Analysis of 'During Wind and Rain' by Thomas Hardy
Analysis of 'During Wind and Rain' by Thomas Hardy - Much of Hardy’s poetry is connected with his wife Emma’s death. He blossomed as a poet following her sudden demise which left him filled with remorse. Gloom and despondence are predominant in Hardy’s poetry. This poem shows a happy family but at the end of each stanza, there is the reminder of death. The family that is depicted was Emma’s.
During Wind and Rain is about the destruction and change caused by time. Each stanza shows a happy family at various seasons of the year but in the sixth and seventh lines of each stanza is a grim reminder that the passing of time brings about change and death. These lines pull us short just when we are lead to believe that life is endless sunshine and spring days.
The first stanza shows the happy family spending a winter evening inside a cozy room singing songs. The whole family partakes in the fun and in the candlelight, their faces glow like the moon. The pleasant scene is suddenly overtaken by the image of an autumn storm when dying leaves are ripped off trees and come tumbling down. In the next stanza, the scene shifts to a garden where the family works clearing the debris of winter. They clear the paths and build a shady seat to enjoy the coming spring days. This scene too is disturbed by the image of wild geese flying across the sky – the harbingers of cold and discomfort. The setting in next stanza is a bay.

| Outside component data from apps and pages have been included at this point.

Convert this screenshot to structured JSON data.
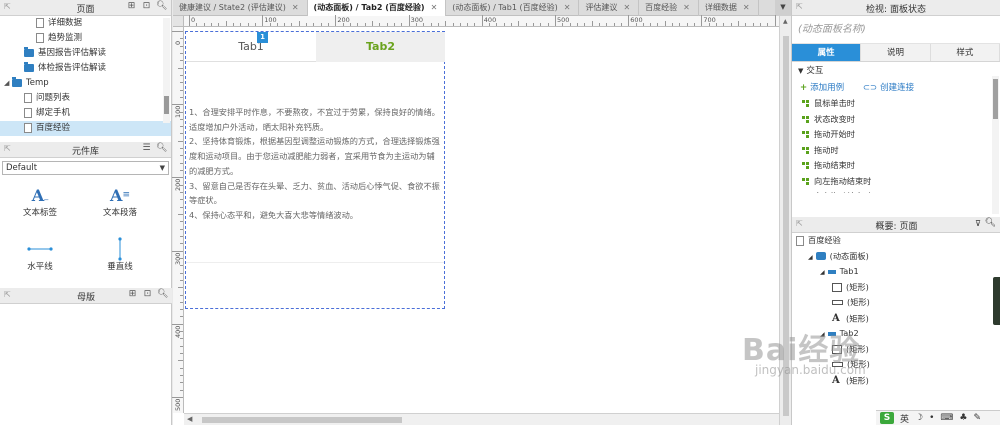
{
  "left_panel": {
    "pages_title": "页面",
    "tree": [
      {
        "label": "详细数据",
        "type": "page",
        "indent": 2
      },
      {
        "label": "趋势监测",
        "type": "page",
        "indent": 2
      },
      {
        "label": "基因报告评估解读",
        "type": "folder",
        "indent": 1
      },
      {
        "label": "体检报告评估解读",
        "type": "folder",
        "indent": 1
      },
      {
        "label": "Temp",
        "type": "folder-open",
        "indent": 0
      },
      {
        "label": "问题列表",
        "type": "page",
        "indent": 1
      },
      {
        "label": "绑定手机",
        "type": "page",
        "indent": 1
      },
      {
        "label": "百度经验",
        "type": "page",
        "indent": 1,
        "selected": true
      }
    ],
    "library_title": "元件库",
    "library_select": "Default",
    "widgets": [
      {
        "label": "文本标签",
        "icon": "text-label-icon"
      },
      {
        "label": "文本段落",
        "icon": "text-paragraph-icon"
      },
      {
        "label": "水平线",
        "icon": "horizontal-line-icon"
      },
      {
        "label": "垂直线",
        "icon": "vertical-line-icon"
      }
    ],
    "masters_title": "母版"
  },
  "tabs": [
    {
      "label": "健康建议 / State2 (评估建议)",
      "active": false
    },
    {
      "label": "(动态面板) / Tab2 (百度经验)",
      "active": true
    },
    {
      "label": "(动态面板) / Tab1 (百度经验)",
      "active": false
    },
    {
      "label": "评估建议",
      "active": false
    },
    {
      "label": "百度经验",
      "active": false
    },
    {
      "label": "详细数据",
      "active": false
    }
  ],
  "ruler": {
    "h_labels": [
      "0",
      "100",
      "200",
      "300",
      "400",
      "500",
      "600",
      "700",
      "800"
    ],
    "v_labels": [
      "0",
      "100",
      "200",
      "300",
      "400",
      "500"
    ]
  },
  "canvas": {
    "tab1": "Tab1",
    "tab2": "Tab2",
    "badge": "1",
    "lines": [
      "1、合理安排平时作息，不要熬夜，不宜过于劳累，保持良好的情绪。适度增加户外活动，晒太阳补充钙质。",
      "2、坚持体育锻炼，根据基因型调整运动锻炼的方式，合理选择锻炼强度和运动项目。由于您运动减肥能力弱者，宜采用节食为主运动为辅的减肥方式。",
      "3、留意自己是否存在头晕、乏力、贫血、活动后心悸气促、食欲不振等症状。",
      "4、保持心态平和，避免大喜大悲等情绪波动。"
    ]
  },
  "right_panel": {
    "inspector_title": "检视: 面板状态",
    "name_placeholder": "(动态面板名称)",
    "tabs": [
      "属性",
      "说明",
      "样式"
    ],
    "section": "交互",
    "add_case": "添加用例",
    "create_link": "创建连接",
    "events": [
      "鼠标单击时",
      "状态改变时",
      "拖动开始时",
      "拖动时",
      "拖动结束时",
      "向左拖动结束时",
      "向右拖动结束时"
    ],
    "outline_title": "概要: 页面",
    "outline": [
      {
        "label": "百度经验",
        "icon": "page",
        "indent": 0
      },
      {
        "label": "(动态面板)",
        "icon": "dynamic-panel",
        "indent": 1
      },
      {
        "label": "Tab1",
        "icon": "state",
        "indent": 2
      },
      {
        "label": "(矩形)",
        "icon": "rect",
        "indent": 3
      },
      {
        "label": "(矩形)",
        "icon": "line",
        "indent": 3
      },
      {
        "label": "(矩形)",
        "icon": "text",
        "indent": 3
      },
      {
        "label": "Tab2",
        "icon": "state",
        "indent": 2
      },
      {
        "label": "(矩形)",
        "icon": "rect",
        "indent": 3
      },
      {
        "label": "(矩形)",
        "icon": "line",
        "indent": 3
      },
      {
        "label": "(矩形)",
        "icon": "text",
        "indent": 3
      }
    ],
    "ime": "英"
  },
  "watermark": {
    "main": "Bai经验",
    "sub": "jingyan.baidu.com"
  },
  "colors": {
    "accent": "#2a8fd8",
    "tab2_text": "#6aa31d",
    "panel_border": "#4a6fd8"
  }
}
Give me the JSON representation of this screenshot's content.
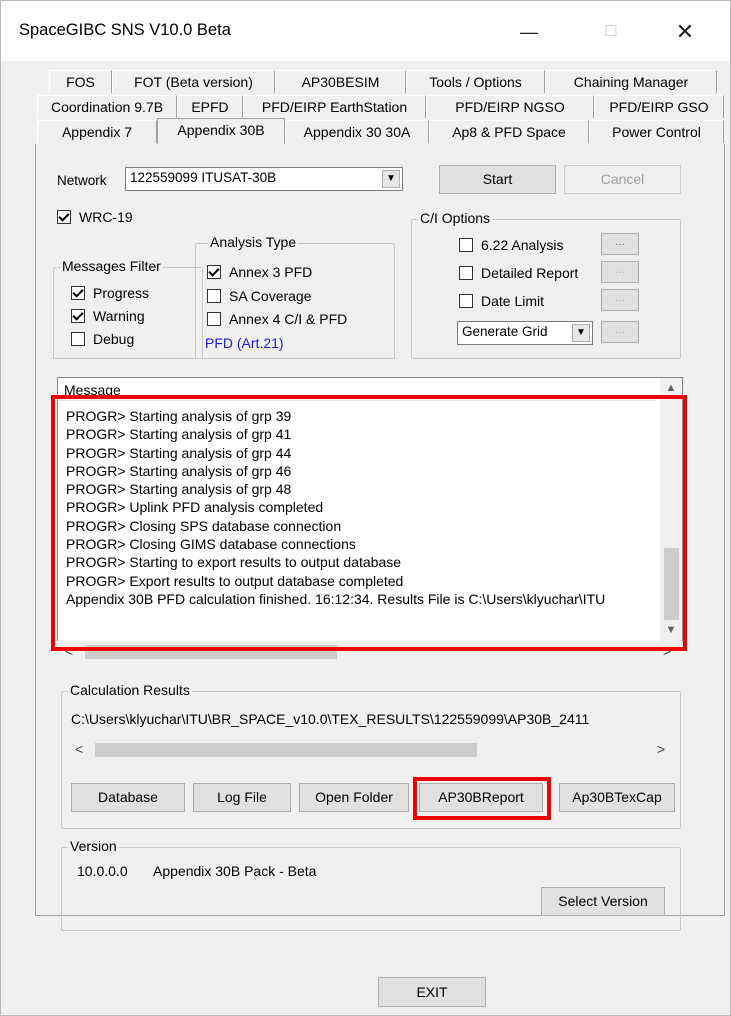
{
  "window": {
    "title": "SpaceGIBC SNS V10.0 Beta"
  },
  "controls": {
    "minimize": "—",
    "maximize": "☐",
    "close": "✕"
  },
  "tabs": {
    "row1": [
      "FOS",
      "FOT (Beta version)",
      "AP30BESIM",
      "Tools / Options",
      "Chaining Manager"
    ],
    "row2": [
      "Coordination 9.7B",
      "EPFD",
      "PFD/EIRP EarthStation",
      "PFD/EIRP NGSO",
      "PFD/EIRP GSO"
    ],
    "row3": [
      "Appendix 7",
      "Appendix 30B",
      "Appendix 30 30A",
      "Ap8 & PFD Space",
      "Power Control"
    ],
    "active": "Appendix 30B"
  },
  "network": {
    "label": "Network",
    "value": "122559099  ITUSAT-30B"
  },
  "buttons": {
    "start": "Start",
    "cancel": "Cancel",
    "exit": "EXIT",
    "dots": "..."
  },
  "wrc": {
    "label": "WRC-19",
    "checked": true
  },
  "messages_filter": {
    "title": "Messages Filter",
    "items": [
      {
        "label": "Progress",
        "checked": true
      },
      {
        "label": "Warning",
        "checked": true
      },
      {
        "label": "Debug",
        "checked": false
      }
    ]
  },
  "analysis_type": {
    "title": "Analysis Type",
    "items": [
      {
        "label": "Annex 3 PFD",
        "checked": true
      },
      {
        "label": "SA Coverage",
        "checked": false
      },
      {
        "label": "Annex 4 C/I & PFD",
        "checked": false
      }
    ],
    "link": "PFD (Art.21)"
  },
  "ci_options": {
    "title": "C/I Options",
    "items": [
      {
        "label": "6.22 Analysis",
        "checked": false
      },
      {
        "label": "Detailed Report",
        "checked": false
      },
      {
        "label": "Date Limit",
        "checked": false
      }
    ],
    "grid_select": "Generate Grid"
  },
  "message_list": {
    "header": "Message",
    "lines": [
      "PROGR> Starting analysis of grp 39",
      "PROGR> Starting analysis of grp 41",
      "PROGR> Starting analysis of grp 44",
      "PROGR> Starting analysis of grp 46",
      "PROGR> Starting analysis of grp 48",
      "PROGR> Uplink PFD analysis completed",
      "PROGR> Closing SPS database connection",
      "PROGR> Closing GIMS database connections",
      "PROGR> Starting to export results to output database",
      "PROGR> Export results to output database completed",
      "Appendix 30B PFD calculation finished. 16:12:34. Results File is C:\\Users\\klyuchar\\ITU"
    ]
  },
  "calc_results": {
    "title": "Calculation Results",
    "path": "C:\\Users\\klyuchar\\ITU\\BR_SPACE_v10.0\\TEX_RESULTS\\122559099\\AP30B_2411",
    "buttons": [
      "Database",
      "Log File",
      "Open Folder",
      "AP30BReport",
      "Ap30BTexCap"
    ]
  },
  "version": {
    "title": "Version",
    "number": "10.0.0.0",
    "pack": "Appendix 30B Pack - Beta",
    "select": "Select Version"
  },
  "highlight_color": "#ee0000"
}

The children in the family seem to have grown. On a summer morning they have breakfast in the open while pet birds wander about. The rude reminder of time passing bringing about change is the image of a drooping rose being ripped off a wall. In the last stanza, the family seem happy at the prospect of moving house. They are packed and ready; they seem to have prospered. Suddenly we are presented with the grim sight of gravestones on which rain falls.
In the first stanza, the family is gathered in a candlelit room. While the warm light makes their faces glow like moons, they sing in different tones while one plays an instrument. The scene is marred suddenly by the image of dying leaves of autumn being blown about in a storm. Falling leaves come at the end of a cycle of growth and symbolise decay and death.
Here the growing family works in the garden tidying the paths and setting seats in the shade. Its springtime and there is much to look forward to. But marring the idyllic picture are a flock of white geese flying across the sky signifying the cold and discomfort of winter.
We see the family surrounded by their pet birds near a bay, breakfasting in the open. The children have grown into adulthood by now. While enjoying this image, another one intrudes, this time of a drooping rose being pulled off a wall. The dying flower is an image of death and decrepitude.
The family has prospered and are moving house. They are outside surrounded by their possessions when all of a sudden we see gravestones, carved with their names, being lashed by falling rain.
Two sixth lines are used twice in the poem. Hardy uses colloquial words in this poem.
Time, death, change and loss of happiness are recurring themes in Hardy’s poetry. They find resonance in this poem too. The poem is carefully crafted with a regular structure. The seven line stanzas resemble a week and the four stanzas represent months. The reader gets the feel of time passing by.